**** Data for this task ****

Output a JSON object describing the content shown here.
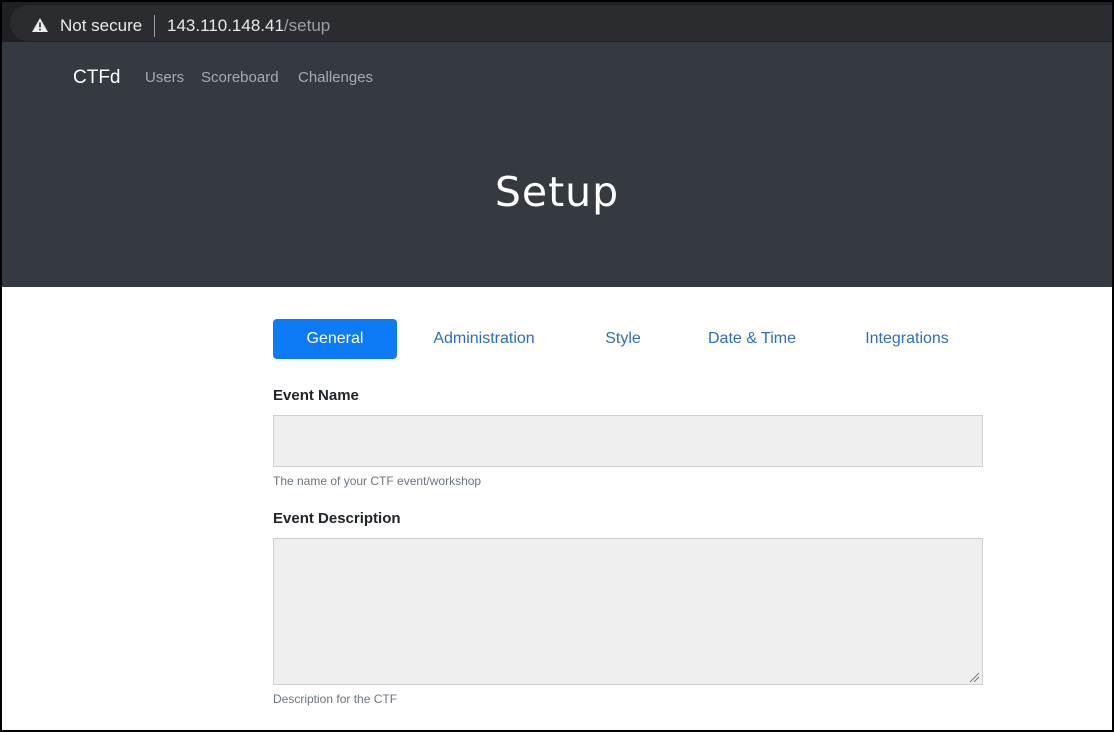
{
  "browser": {
    "security_label": "Not secure",
    "url_host": "143.110.148.41",
    "url_path": "/setup"
  },
  "nav": {
    "brand": "CTFd",
    "links": [
      "Users",
      "Scoreboard",
      "Challenges"
    ]
  },
  "page": {
    "title": "Setup"
  },
  "tabs": [
    {
      "label": "General",
      "active": true
    },
    {
      "label": "Administration",
      "active": false
    },
    {
      "label": "Style",
      "active": false
    },
    {
      "label": "Date & Time",
      "active": false
    },
    {
      "label": "Integrations",
      "active": false
    }
  ],
  "form": {
    "event_name": {
      "label": "Event Name",
      "value": "",
      "help": "The name of your CTF event/workshop"
    },
    "event_description": {
      "label": "Event Description",
      "value": "",
      "help": "Description for the CTF"
    }
  },
  "colors": {
    "header_bg": "#343a40",
    "accent": "#0d7bf5",
    "tab_link": "#2f6fb6",
    "input_bg": "#efefef"
  }
}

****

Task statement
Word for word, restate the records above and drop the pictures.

Task response
Output a JSON object describing the content shown here.
{
  "browser": {
    "security_label": "Not secure",
    "url_host": "143.110.148.41",
    "url_path": "/setup"
  },
  "nav": {
    "brand": "CTFd",
    "links": [
      "Users",
      "Scoreboard",
      "Challenges"
    ]
  },
  "page": {
    "title": "Setup"
  },
  "tabs": [
    {
      "label": "General",
      "active": true
    },
    {
      "label": "Administration",
      "active": false
    },
    {
      "label": "Style",
      "active": false
    },
    {
      "label": "Date & Time",
      "active": false
    },
    {
      "label": "Integrations",
      "active": false
    }
  ],
  "form": {
    "event_name": {
      "label": "Event Name",
      "value": "",
      "help": "The name of your CTF event/workshop"
    },
    "event_description": {
      "label": "Event Description",
      "value": "",
      "help": "Description for the CTF"
    }
  },
  "colors": {
    "header_bg": "#343a40",
    "accent": "#0d7bf5",
    "tab_link": "#2f6fb6",
    "input_bg": "#efefef"
  }
}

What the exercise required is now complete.